The City West Dome has been in place since the centre first opened on 31st October 1987. At the time it was regaled as an impressive piece of engineering and has become an iconic part of the Perth skyline. But, to most of us, it is more than that.

If you have been a longstanding Perth local, you will have your own memories of driving past the twinkling lights at night as you travelled on the Mitchell Freeway. If you were a child, it was magical, it looked like all the stars had fallen and gathered into one place. Over the years, however, the lights have become a little less bright and a little less twinkly after their 35 years of service.

The structure was tired.

So like a good holiday or a day at the beach can rejuvenate a tired body, or a new top can give a spring to your step, our Dome is getting a new look!

That’s right! We are getting a glow-up!

The Dome we are famous for is getting an impressive upgrade, and when we say glow-up we mean, literally…glow-up!

The new semi-sphere frame has been redesigned and the keen eye will notice that there are many more facets to the spherical shape…the science buffs will know this shape as a geodesic polyhedron, it’s a fancy name for a Dome made up of lots of triangles!

Now, if we get really scientific, it is based on the patents of Buckminster Fuller, the American inventor, and is extrapolated from an icosahedron, which is one of the 5 ‘Platonic Solids’. An icosahedron is a spherical shaped polyhedron made from 20 equilateral triangles.

You will see a pentagon at the top of the dome and five more pentagons equally spaced about halfway down the dome.  If you draw a line between the centre points of the pentagons, the resulting large triangle is one of the faces of an icosahedron.



The new City West dome is quite different in geometry to the previous dome which was a “Lamella” geometry and had a 12-sided polygon at the top and concentric circles below.

The structure will be more robust than its predecessor and is a more complex form that is composed of 555 members or ‘struts’ and has 195 nodes or connection points. There are 9 different lengths of struts in the geometry ranging from 1.6 to 2.1 metres in length. The new dome is 20 metres in diameter, and being a hemisphere, is 10 metres high which is the same size and shape that we are all familiar with.


However, the biggest change you may notice is there are so many more lights.

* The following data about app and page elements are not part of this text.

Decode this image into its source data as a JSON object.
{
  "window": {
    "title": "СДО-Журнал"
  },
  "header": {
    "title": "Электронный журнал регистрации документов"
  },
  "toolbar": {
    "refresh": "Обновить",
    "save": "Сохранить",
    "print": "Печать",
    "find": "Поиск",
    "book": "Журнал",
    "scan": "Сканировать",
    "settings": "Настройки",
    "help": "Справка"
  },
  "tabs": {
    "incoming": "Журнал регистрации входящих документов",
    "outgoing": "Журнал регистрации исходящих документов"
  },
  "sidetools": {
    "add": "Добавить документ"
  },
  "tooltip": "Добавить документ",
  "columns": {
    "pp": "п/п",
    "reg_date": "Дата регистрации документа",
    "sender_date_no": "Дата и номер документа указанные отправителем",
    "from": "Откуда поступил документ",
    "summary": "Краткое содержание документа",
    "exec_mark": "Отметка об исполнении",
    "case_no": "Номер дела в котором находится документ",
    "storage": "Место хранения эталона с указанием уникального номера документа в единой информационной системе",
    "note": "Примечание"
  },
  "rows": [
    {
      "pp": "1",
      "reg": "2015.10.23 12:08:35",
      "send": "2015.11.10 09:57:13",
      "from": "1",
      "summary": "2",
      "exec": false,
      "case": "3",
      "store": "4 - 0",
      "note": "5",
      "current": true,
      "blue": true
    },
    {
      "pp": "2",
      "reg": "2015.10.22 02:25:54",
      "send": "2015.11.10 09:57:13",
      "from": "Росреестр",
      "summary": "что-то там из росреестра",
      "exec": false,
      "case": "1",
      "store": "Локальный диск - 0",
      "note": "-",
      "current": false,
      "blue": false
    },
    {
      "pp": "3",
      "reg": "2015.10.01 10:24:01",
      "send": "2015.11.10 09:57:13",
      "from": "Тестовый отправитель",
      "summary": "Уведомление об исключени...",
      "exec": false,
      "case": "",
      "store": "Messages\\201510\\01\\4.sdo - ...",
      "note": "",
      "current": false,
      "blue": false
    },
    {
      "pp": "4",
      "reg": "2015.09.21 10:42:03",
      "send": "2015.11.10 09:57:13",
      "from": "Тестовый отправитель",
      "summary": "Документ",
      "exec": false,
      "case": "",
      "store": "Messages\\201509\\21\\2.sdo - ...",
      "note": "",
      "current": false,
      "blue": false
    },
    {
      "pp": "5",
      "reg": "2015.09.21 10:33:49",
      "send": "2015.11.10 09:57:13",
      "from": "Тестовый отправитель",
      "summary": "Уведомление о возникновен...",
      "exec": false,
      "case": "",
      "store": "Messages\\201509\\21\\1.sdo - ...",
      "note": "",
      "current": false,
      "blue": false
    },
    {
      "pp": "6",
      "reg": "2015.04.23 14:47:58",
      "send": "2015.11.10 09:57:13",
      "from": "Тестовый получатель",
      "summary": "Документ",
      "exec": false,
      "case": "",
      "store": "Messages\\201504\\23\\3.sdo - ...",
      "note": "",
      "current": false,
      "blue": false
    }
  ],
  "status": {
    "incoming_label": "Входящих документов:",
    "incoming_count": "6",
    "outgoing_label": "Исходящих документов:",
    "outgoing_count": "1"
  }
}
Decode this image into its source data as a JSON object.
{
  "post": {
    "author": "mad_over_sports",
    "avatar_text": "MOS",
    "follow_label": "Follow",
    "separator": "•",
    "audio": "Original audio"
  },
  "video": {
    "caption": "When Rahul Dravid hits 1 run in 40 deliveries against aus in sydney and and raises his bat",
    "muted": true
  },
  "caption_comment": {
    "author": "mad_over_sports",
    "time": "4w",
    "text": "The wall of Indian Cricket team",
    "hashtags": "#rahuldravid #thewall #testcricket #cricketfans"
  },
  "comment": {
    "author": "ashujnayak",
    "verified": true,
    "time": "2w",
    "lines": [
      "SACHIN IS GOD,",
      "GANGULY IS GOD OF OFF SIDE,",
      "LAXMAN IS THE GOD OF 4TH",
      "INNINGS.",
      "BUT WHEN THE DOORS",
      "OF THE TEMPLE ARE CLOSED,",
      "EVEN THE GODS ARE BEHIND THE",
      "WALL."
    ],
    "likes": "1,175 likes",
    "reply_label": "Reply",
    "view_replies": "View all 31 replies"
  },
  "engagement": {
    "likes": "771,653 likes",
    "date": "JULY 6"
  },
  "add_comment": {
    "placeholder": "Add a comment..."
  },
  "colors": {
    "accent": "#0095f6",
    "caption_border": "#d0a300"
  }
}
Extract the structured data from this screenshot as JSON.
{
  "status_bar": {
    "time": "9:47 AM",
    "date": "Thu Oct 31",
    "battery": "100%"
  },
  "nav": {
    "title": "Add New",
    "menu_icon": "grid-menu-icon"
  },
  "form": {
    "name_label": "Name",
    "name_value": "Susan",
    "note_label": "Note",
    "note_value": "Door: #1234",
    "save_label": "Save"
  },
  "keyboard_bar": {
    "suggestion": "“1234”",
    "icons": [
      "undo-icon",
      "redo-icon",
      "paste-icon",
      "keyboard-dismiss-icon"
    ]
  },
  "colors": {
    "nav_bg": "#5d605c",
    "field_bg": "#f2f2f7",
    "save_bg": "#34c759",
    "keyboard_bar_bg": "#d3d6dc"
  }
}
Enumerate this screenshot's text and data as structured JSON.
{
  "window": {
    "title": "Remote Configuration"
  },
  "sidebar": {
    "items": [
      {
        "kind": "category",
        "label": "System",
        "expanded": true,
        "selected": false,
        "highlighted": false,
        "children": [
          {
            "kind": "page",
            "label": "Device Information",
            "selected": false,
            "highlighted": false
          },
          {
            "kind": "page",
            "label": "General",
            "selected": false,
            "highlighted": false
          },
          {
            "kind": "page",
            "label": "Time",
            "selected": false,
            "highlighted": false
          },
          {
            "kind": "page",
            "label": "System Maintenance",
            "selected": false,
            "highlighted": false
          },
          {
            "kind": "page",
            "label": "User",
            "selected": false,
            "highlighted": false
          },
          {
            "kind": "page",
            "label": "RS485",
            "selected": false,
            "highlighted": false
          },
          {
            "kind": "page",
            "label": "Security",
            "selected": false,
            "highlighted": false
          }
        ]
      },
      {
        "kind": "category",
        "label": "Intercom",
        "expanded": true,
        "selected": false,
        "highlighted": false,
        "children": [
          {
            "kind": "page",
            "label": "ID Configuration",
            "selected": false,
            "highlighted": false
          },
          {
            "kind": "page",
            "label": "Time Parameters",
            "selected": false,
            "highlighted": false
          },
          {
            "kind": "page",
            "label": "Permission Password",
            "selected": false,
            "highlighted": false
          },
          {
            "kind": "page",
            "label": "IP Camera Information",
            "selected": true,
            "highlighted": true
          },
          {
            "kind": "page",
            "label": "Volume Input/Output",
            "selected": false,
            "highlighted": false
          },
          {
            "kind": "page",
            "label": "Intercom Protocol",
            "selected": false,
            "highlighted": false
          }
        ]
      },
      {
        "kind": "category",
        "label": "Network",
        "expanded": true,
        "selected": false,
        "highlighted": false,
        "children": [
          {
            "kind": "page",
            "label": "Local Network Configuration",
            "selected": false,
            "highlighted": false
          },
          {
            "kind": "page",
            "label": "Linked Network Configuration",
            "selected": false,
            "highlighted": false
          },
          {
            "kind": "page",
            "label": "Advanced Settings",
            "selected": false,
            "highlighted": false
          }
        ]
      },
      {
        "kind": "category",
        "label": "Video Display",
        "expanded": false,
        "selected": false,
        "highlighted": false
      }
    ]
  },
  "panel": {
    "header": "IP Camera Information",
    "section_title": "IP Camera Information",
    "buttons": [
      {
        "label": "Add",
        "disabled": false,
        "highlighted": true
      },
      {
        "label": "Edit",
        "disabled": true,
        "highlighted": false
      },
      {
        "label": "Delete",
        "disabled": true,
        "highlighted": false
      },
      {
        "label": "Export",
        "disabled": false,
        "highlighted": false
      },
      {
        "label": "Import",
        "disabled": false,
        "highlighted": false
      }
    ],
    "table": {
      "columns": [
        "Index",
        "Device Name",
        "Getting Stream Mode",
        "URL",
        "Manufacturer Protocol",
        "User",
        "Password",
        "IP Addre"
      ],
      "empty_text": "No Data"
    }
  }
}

The new structure incorporates almost 2000 LED globes that have the capacity to be programmed with impressive light displays, moving through a multitude of colours and patterns, that can be set with infinite possibilities. It will be far more energy efficient and sustainable even though the number of lights is almost twelve times more than the 157 incandescent globes that adorned the original Dome.


The City West Dome has been delighting kids in the backseat of a car for years as they drive home, tired from a day out with mum and dad. It is a twinkly landmark that even very little ones could spy out of the car window at night.


Hopefully, our new top with all its extra adornments will continue the legacy for many more years and another crop of children will experience the magic of an even more spectacular light show through the rear windows on a sleepy journey home.


…And Dad, when you drive past you can ask “what do St Peter’s Basilica, the United States Capitol and City West have in common?”


Go on, you know you want to!